This is an iPhone microscope. It consists of a 1-millimeter-diameter ball lens embedded in a rubber sheet and taped over the smartphone's camera; Credit: Z. J. Smith, K. Chu, A. R. Espenson, M. Rahimzadeh, A. Gryshuk, M. Molinaro, D. M. Dwyre, S. Lane, D. Matthews, S. Wachsmann-Hogiu
Researchers at the University of California, Davis have developed an application for the iPhone that's reminiscent of technology from the fictional universe of Star Trek. The app/device transforms the popular smartphone into a remarkably sophisticated medical imaging and chemical-detection device. The new app will be unveiled at the annual meeting of the Optical Society of America, taking place in San Jose, Calif. Oct. 16-20.
The device combines the power of a simple, relatively inexpensive add-on lens and the iPhone's existing camera to provide a remarkable level of medical-quality magnification. Although the tiny lens distorts the light it collects and magnifies, software helps render a near microscope-quality image.
These are stained samples of pollen (left images) and plant stems (right two images). Top row: commercial microscope. Bottom row: cell phone microscope
These are images of a sugar crystal taken through polarized light filters. Left: traditional microscope. Right: cell phone microscope
Credit for both images directly above: Z. J. Smith, K. Chu, A. R. Espenson, M. Rahimzadeh, A. Gryshuk, M. Molinaro, D. M. Dwyre, S. Lane, D. Matthews, S. Wachsmann-Hogiu
Test images show that the tricked-out iPhone is capable of providing detailed pictures of individual cells. Combined with the existing communications capabilities of the smartphone, the device could become a relatively inexpensive, flexible medical imaging device. Promoters envision health care workers using the device to collect bedside data in remote clinics throughout the developing world. The images could be uploaded for consultation with experts in distant locations.

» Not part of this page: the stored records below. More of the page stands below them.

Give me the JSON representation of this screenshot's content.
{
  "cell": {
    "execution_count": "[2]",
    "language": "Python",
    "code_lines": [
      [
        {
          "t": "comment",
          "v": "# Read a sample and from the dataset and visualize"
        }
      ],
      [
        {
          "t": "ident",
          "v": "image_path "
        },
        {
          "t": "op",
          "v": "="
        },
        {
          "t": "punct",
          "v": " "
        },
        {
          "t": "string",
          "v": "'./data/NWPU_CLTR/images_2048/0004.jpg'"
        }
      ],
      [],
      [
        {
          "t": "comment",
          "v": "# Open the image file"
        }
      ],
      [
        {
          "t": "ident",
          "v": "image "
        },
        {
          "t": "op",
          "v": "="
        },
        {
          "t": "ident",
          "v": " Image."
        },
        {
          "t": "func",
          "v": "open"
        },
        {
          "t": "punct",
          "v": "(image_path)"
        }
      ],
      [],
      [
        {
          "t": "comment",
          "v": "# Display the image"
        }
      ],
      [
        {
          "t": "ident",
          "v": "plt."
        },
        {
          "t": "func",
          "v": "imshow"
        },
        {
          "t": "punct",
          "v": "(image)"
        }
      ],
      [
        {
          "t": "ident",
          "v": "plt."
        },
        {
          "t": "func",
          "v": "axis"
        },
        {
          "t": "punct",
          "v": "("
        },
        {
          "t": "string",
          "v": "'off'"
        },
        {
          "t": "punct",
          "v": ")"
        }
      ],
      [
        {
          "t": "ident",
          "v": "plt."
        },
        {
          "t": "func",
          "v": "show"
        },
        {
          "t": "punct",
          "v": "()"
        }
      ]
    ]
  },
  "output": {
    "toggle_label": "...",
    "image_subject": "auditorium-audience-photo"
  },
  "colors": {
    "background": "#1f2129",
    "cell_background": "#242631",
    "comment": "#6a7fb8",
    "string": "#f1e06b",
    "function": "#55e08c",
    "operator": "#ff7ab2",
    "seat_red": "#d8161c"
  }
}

"Field workers could put a blood sample on a slide, take a picture, and send it to specialists to analyze," says Sebastian Wachsmann-Hogiu, a physicist at U. C. Davis, and lead author of the research. Additional diagnostic tools are possible by swapping out lenses, say the device's developers. They've created a lens capable of transforming the iPhone into a spectrometer, for instance. Although still in the developmental phase, researchers believe it may help transform the iPhone into a device capable of sophisticated tasks such as measuring the amount of oxygen dissolved in a drop of blood, or identifying chemical markers of disease.
The U. C. Davis group is not the first to build a smartphone microscope, but they aim to build the best. "...We thought we could make something simpler and less expensive," Wachsmann-Hogiu says. What they've made is a real-world device that combines aspects of the fictional Star Trek tricorder and communicator.
'There's an app for that' used in the title of this news item is an official Apple, Inc Trademark.